## YOUR GOAL:
Run through the records and show each line that includes the string "chevron".

──────── RECORDED INFORMATION ────────

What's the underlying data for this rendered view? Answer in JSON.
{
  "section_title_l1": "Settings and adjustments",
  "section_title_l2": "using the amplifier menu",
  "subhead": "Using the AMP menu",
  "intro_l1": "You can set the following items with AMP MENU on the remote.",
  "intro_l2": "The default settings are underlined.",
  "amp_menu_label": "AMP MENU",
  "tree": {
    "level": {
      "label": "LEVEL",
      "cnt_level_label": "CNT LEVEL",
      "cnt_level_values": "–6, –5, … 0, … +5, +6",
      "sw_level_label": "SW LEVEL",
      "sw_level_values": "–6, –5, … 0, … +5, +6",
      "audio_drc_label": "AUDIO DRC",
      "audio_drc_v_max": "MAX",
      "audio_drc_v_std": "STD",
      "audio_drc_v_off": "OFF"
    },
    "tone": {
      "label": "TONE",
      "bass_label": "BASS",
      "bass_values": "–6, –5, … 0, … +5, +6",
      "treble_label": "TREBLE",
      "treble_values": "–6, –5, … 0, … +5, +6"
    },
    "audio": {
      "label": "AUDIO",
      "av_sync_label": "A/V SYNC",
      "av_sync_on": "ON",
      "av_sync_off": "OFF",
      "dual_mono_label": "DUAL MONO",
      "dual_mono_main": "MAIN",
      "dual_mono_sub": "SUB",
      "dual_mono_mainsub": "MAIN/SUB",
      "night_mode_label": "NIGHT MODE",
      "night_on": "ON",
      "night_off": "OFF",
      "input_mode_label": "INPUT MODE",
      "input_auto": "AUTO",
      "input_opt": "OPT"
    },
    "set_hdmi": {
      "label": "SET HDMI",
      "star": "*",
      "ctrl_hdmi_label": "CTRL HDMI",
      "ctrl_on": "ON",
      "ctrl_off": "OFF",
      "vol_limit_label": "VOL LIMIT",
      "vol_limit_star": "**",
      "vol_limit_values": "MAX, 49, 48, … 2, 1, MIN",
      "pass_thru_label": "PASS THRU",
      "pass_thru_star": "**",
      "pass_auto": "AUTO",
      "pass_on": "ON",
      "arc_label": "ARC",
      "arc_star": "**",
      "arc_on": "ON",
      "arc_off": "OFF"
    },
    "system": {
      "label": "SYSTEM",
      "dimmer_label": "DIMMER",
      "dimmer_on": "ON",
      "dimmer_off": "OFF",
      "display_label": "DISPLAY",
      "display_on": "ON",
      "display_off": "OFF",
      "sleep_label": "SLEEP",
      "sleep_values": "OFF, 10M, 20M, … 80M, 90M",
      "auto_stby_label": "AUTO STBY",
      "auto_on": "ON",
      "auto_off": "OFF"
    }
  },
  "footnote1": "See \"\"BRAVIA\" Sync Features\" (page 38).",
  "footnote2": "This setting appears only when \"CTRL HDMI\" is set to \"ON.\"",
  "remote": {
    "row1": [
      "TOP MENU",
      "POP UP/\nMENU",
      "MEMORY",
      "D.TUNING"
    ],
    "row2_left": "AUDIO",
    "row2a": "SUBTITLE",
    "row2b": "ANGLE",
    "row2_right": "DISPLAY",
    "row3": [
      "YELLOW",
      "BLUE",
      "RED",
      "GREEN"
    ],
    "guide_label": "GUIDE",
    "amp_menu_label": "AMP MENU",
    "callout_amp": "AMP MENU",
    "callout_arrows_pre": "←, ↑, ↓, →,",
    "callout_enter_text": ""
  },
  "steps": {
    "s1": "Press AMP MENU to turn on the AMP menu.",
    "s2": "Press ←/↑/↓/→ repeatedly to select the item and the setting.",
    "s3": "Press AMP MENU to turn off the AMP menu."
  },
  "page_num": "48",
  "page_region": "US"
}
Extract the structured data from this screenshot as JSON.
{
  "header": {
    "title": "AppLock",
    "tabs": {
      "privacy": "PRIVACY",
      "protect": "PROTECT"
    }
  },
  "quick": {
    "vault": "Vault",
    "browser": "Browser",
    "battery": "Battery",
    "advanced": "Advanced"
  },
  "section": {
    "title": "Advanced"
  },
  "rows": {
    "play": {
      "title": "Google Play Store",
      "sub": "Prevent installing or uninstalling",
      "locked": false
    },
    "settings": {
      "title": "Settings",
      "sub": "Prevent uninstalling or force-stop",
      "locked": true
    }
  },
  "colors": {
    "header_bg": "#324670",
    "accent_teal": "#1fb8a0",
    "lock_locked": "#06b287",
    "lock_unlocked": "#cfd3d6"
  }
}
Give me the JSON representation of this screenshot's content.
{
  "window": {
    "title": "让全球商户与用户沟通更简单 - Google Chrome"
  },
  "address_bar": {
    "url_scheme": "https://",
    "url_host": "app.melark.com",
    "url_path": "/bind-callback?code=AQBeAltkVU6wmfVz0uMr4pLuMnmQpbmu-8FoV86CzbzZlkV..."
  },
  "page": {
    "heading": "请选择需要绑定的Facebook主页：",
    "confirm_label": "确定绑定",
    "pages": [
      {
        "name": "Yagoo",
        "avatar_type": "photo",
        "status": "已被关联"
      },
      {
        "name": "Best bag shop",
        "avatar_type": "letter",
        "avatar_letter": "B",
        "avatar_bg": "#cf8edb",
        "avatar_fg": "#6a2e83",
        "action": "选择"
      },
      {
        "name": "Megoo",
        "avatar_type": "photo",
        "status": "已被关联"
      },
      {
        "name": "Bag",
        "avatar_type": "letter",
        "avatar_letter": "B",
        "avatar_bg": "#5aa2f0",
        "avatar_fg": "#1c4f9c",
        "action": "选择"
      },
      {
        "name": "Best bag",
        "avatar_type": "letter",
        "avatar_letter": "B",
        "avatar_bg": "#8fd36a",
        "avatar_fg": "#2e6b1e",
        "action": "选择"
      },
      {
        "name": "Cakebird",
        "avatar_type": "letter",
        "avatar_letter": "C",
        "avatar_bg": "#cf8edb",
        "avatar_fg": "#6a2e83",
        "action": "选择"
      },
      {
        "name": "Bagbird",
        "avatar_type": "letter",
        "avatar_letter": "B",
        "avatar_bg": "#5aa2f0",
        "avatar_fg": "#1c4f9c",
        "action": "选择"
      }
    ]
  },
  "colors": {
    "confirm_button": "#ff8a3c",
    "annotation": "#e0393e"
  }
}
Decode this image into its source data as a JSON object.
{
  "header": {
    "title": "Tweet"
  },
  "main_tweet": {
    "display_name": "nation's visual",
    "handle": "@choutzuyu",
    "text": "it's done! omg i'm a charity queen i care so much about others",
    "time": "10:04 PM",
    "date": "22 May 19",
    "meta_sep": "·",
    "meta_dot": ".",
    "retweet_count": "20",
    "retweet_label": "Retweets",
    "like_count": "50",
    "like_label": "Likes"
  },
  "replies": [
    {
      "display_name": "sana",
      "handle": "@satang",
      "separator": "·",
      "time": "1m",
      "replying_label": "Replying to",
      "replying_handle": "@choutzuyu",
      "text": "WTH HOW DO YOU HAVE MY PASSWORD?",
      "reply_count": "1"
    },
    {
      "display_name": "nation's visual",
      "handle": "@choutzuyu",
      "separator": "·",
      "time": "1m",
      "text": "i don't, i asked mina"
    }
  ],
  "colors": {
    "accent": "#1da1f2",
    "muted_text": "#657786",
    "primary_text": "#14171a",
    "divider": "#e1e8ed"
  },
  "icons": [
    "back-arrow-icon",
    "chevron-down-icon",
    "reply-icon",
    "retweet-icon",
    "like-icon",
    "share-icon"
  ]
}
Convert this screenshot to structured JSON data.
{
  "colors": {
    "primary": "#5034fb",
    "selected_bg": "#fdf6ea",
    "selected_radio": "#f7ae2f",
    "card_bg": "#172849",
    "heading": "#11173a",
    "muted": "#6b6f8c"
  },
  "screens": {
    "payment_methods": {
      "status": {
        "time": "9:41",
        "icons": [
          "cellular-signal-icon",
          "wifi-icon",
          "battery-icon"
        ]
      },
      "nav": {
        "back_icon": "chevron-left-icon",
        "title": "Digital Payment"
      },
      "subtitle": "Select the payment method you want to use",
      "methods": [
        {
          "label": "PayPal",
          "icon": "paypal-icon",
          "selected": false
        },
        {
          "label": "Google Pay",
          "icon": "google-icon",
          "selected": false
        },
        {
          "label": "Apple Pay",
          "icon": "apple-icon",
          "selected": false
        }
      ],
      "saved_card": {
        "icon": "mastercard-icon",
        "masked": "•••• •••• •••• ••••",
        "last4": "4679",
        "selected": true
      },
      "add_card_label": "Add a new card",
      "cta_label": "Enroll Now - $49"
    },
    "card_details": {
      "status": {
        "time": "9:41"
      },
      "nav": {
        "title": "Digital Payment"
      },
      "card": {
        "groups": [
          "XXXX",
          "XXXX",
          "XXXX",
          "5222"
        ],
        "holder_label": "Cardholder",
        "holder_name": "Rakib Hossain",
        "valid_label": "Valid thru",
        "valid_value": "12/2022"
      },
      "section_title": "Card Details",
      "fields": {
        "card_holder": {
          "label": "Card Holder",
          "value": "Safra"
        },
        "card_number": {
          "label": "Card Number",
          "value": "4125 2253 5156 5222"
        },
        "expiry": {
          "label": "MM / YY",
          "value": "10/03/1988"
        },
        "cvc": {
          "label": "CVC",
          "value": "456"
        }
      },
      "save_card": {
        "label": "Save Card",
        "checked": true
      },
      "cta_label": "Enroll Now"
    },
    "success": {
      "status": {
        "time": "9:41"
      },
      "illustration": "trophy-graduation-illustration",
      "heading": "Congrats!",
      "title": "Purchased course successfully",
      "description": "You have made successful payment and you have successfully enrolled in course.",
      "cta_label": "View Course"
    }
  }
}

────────

## RESPONSE FOR THIS EXERCISE:
    "chevron-down-icon",
        "back_icon": "chevron-left-icon",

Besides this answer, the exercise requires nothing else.